“The meeting with Brad Smith at Intuit was so encouraging to me as a young adult and he taught me quite a few things. He showed me that there is more to work than just showing up, making money, and going home every day. You can make every day special by setting goals and achieving, and also helping your coworker achieve their goals as well. He taught me that creating a personal relationship with your coworkers and staff is very important and it produces a positive atmosphere where individuals can thrive and do their best at their job. Finally, Mr. Smith taught me that you are never too high up in a company to let people know that you care and that you want them to be the best person that they can be. Mr. Brad Smith was so humble and easy to relate to. I really enjoyed my time with him and I will remember that interaction for the rest of my life.”
Brad impacted all of the students in the same manner and encouraged them to pursue their dreams and become socially conscious entrepreneurs who improve communities. These were not hollow words, the day before he met with our group, back home in West Virginia, Marshall University announced a $25 million donation Brad and his wife had just made to the school’s business college. Marshall is located within 20 minutes of where most of our students live, and Brad is an alumnus. A gift of that size, while not directed at our students specifically, will certainly impact their community. The timing of the announcement could not have provided a better teaching point. Words matter. Words with action change lives.
Gender Specific and Smaller
The second thing that made this expedition different from others is that, for the first time, all the students were female. It was also our smallest class, with eight students instead of the typical fifteen. This was not by design; it just worked out that way. The dynamic this produced, however, was incredible and I think it may provide an awesome path forward.

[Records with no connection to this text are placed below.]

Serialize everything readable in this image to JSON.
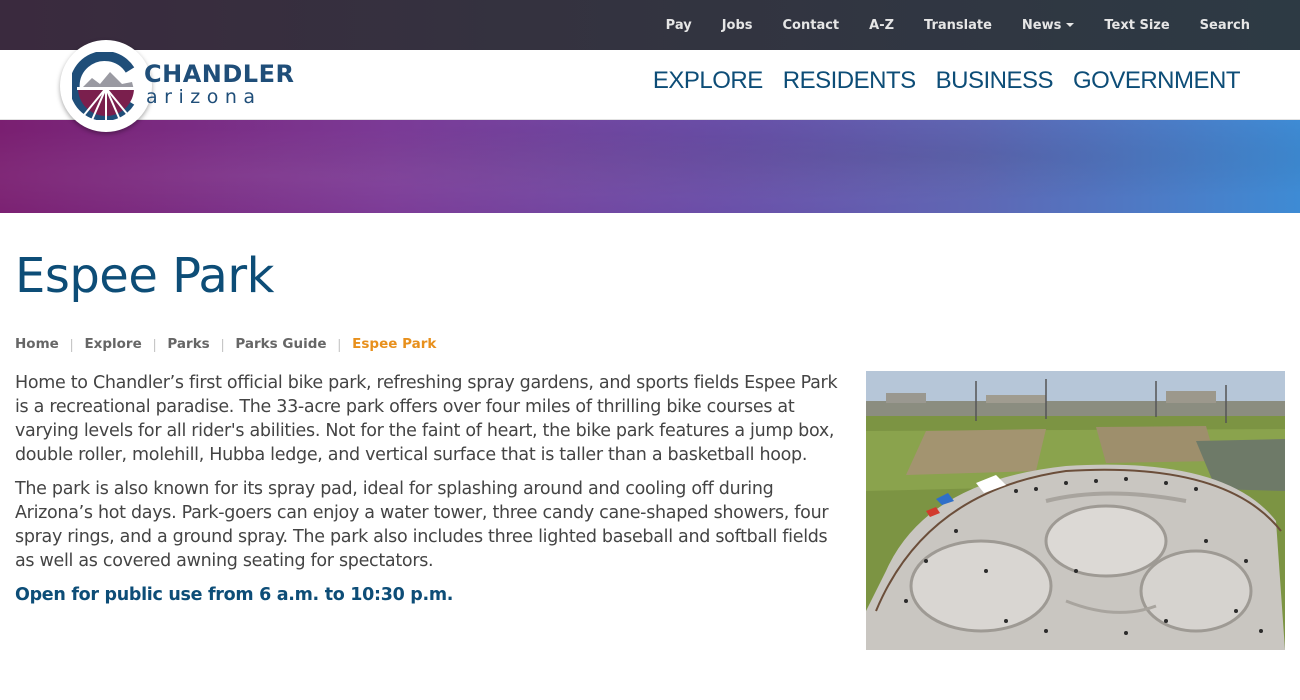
{
  "utility_nav": [
    {
      "label": "Pay"
    },
    {
      "label": "Jobs"
    },
    {
      "label": "Contact"
    },
    {
      "label": "A-Z"
    },
    {
      "label": "Translate"
    },
    {
      "label": "News",
      "has_dropdown": true
    },
    {
      "label": "Text Size"
    },
    {
      "label": "Search"
    }
  ],
  "logo": {
    "line1": "CHANDLER",
    "line2": "arizona"
  },
  "main_nav": [
    {
      "label": "EXPLORE"
    },
    {
      "label": "RESIDENTS"
    },
    {
      "label": "BUSINESS"
    },
    {
      "label": "GOVERNMENT"
    }
  ],
  "page": {
    "title": "Espee Park"
  },
  "breadcrumb": [
    {
      "label": "Home"
    },
    {
      "label": "Explore"
    },
    {
      "label": "Parks"
    },
    {
      "label": "Parks Guide"
    },
    {
      "label": "Espee Park",
      "current": true
    }
  ],
  "content": {
    "paragraph1": "Home to Chandler’s first official bike park, refreshing spray gardens, and sports fields Espee Park is a recreational paradise. The 33-acre park offers over four miles of thrilling bike courses at varying levels for all rider's abilities. Not for the faint of heart, the bike park features a jump box, double roller, molehill, Hubba ledge, and vertical surface that is taller than a basketball hoop.",
    "paragraph2": "The park is also known for its spray pad, ideal for splashing around and cooling off during Arizona’s hot days. Park-goers can enjoy a water tower, three candy cane-shaped showers, four spray rings, and a ground spray. The park also includes three lighted baseball and softball fields as well as covered awning seating for spectators.",
    "hours": "Open for public use from 6 a.m. to 10:30 p.m."
  },
  "colors": {
    "brand_blue": "#0d4d77",
    "accent_orange": "#e8901c",
    "logo_maroon": "#7a1f4d"
  }
}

The female to male student ratio in previous classes was usually 3 to 1. While the experience with those groups was great, I did notice that the female students were usually more focused than their male counterparts on the academic part of the course. The girls really seemed to want something intellectually tangible from the Academy. I have no empirical explanation for why this is, but it may have something to do with the potential freedom that business ownership can provide to a woman who wants to control her own destiny, particularly in a region like ours where men dominate the business community. I honestly don’t know, but the fact that this class produced such a quality experience for everyone involved cannot be ignored. As a father with a son and two daughters, StandWatch Academy will always provide the highest quality experience, no matter who is on the expedition. But if creating all-girl and all-boy expeditions makes the experience all the better, that’s what we’ll do. Stay tuned.

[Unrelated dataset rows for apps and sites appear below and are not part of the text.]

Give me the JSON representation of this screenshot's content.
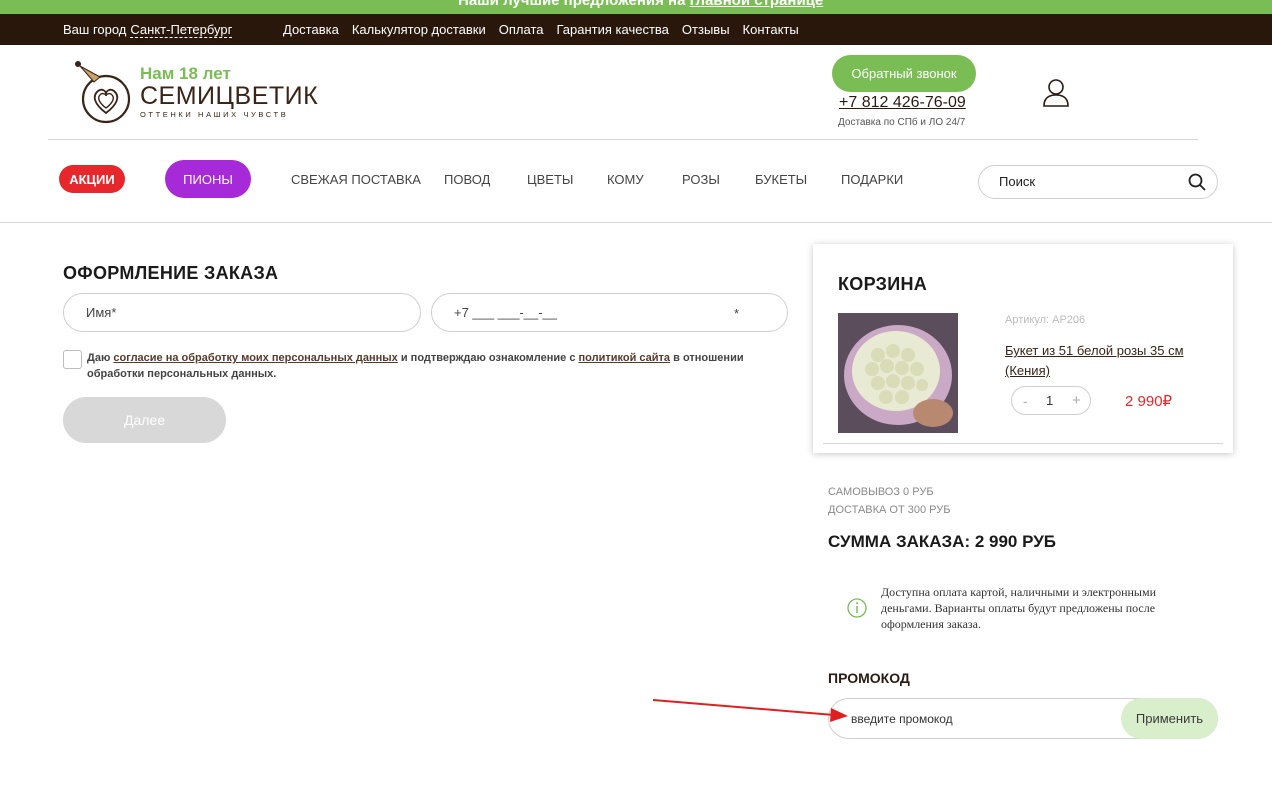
{
  "banner": {
    "text": "Наши лучшие предложения на",
    "link": "главной странице"
  },
  "topbar": {
    "city_label": "Ваш город",
    "city_value": "Санкт-Петербург",
    "links": [
      "Доставка",
      "Калькулятор доставки",
      "Оплата",
      "Гарантия качества",
      "Отзывы",
      "Контакты"
    ]
  },
  "logo": {
    "years": "Нам 18 лет",
    "brand": "СЕМИЦВЕТИК",
    "slogan": "ОТТЕНКИ НАШИХ ЧУВСТВ"
  },
  "header": {
    "callback": "Обратный звонок",
    "phone": "+7 812 426-76-09",
    "delivery_note": "Доставка по СПб и ЛО 24/7"
  },
  "nav": {
    "sale": "АКЦИИ",
    "peony": "ПИОНЫ",
    "items": [
      "СВЕЖАЯ ПОСТАВКА",
      "ПОВОД",
      "ЦВЕТЫ",
      "КОМУ",
      "РОЗЫ",
      "БУКЕТЫ",
      "ПОДАРКИ"
    ],
    "search_placeholder": "Поиск"
  },
  "order": {
    "title": "ОФОРМЛЕНИЕ ЗАКАЗА",
    "name_placeholder": "Имя*",
    "phone_placeholder": "+7 ___ ___-__-__",
    "phone_required": "*",
    "consent_prefix": "Даю",
    "consent_link1": "согласие на обработку моих персональных данных",
    "consent_mid": "и подтверждаю ознакомление с",
    "consent_link2": "политикой сайта",
    "consent_suffix": "в отношении обработки персональных данных.",
    "next_button": "Далее"
  },
  "cart": {
    "title": "КОРЗИНА",
    "item": {
      "sku": "Артикул: АР206",
      "name": "Букет из 51 белой розы 35 см (Кения)",
      "minus": "-",
      "qty": "1",
      "plus": "+",
      "price": "2 990₽"
    }
  },
  "summary": {
    "pickup": "САМОВЫВОЗ 0 РУБ",
    "delivery": "ДОСТАВКА ОТ 300 РУБ",
    "total": "СУММА ЗАКАЗА: 2 990 РУБ",
    "info": "Доступна оплата картой, наличными и электронными деньгами. Варианты оплаты будут предложены после оформления заказа."
  },
  "promo": {
    "label": "ПРОМОКОД",
    "placeholder": "введите промокод",
    "apply": "Применить"
  },
  "colors": {
    "green": "#7abd54",
    "dark": "#2a170c",
    "red": "#e6282c",
    "purple": "#a72ad8"
  }
}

Less Driving and Shorter Trips Produce a Better Experience
The last piece that made this expedition different involved time and distance. Both our spring and summer expeditions lasted eight days each, and combined, took our students to Colorado, Wyoming, South Dakota, Montana, Idaho, Utah, New Mexico, Nevada, and Arizona. This required more than 5000 miles of driving and up to three rental vehicles and six chaperones on each expedition. The emphasis was on giving the kids a broad experience by hitting as many National Parks as we could while still allowing time in the evenings to do some sort of work on their business plans. We never stayed in the same hotel, or for that matter, the same city more than one night. The logistical headaches, coupled with the enormous costs (the summer expedition alone totaled close to $30,000) made these trips more like full-contact sports; rewarding and fun, but mentally and physically draining.

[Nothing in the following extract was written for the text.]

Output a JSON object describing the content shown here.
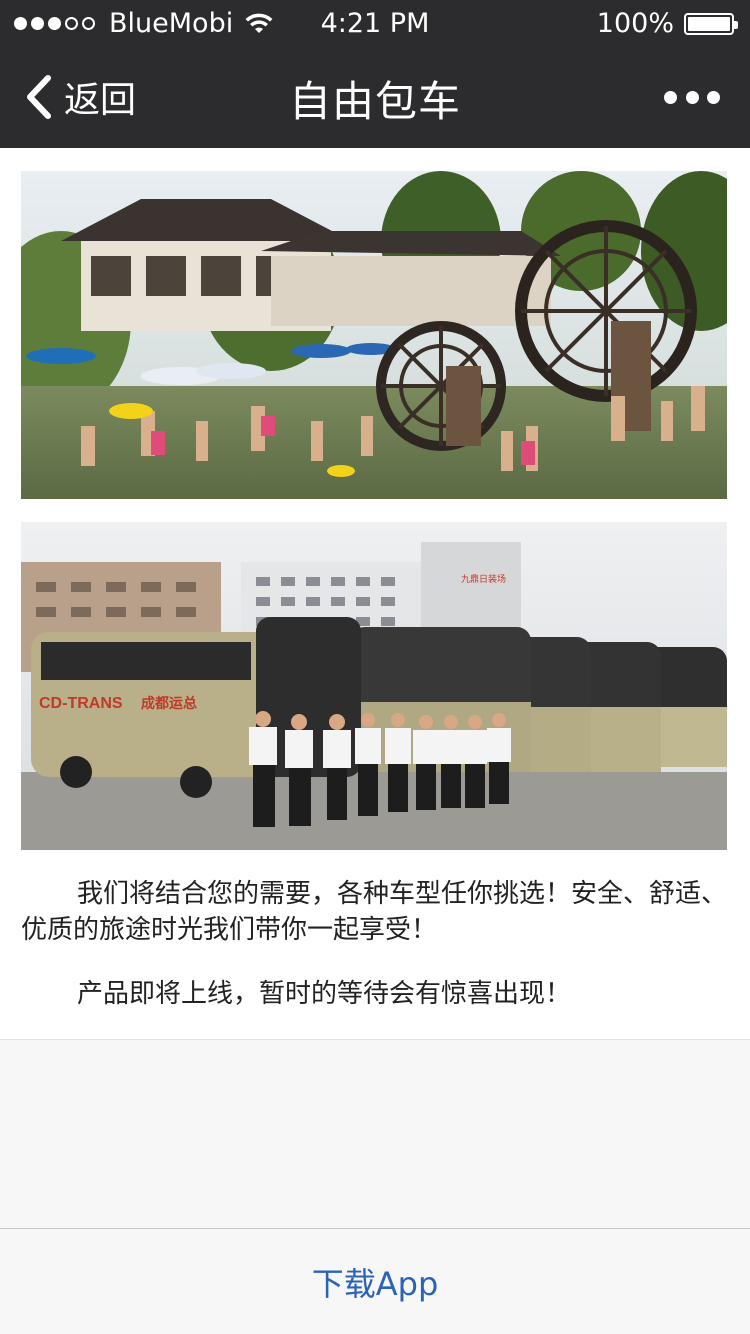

The California expedition was different. It lasted four days, involved one day seeing things in an urban environment (San Francisco), one day doing business meetings (Intuit and a company called ShotSpotter), and one day in a National Park (Yosemite). In total, we drove just under 500 miles during the entire expedition, and everyone fit comfortably in a 15-passenger van. What’s more, for the first time ever, we stayed in the same hotel for two nights in a row. It was awesome. This provided time for the students to do some work, and start each day rested and ready to go.
The ideal expedition format is probably lies somewhere between the four-day California trip and the eight-day Rocky Mountain expedition. No matter the length, including at least one to two days of CEO mentoring visits is a must.
We now have a full year’s worth of expeditions under our belt and learn something new each day. 2019 is going to be amazing.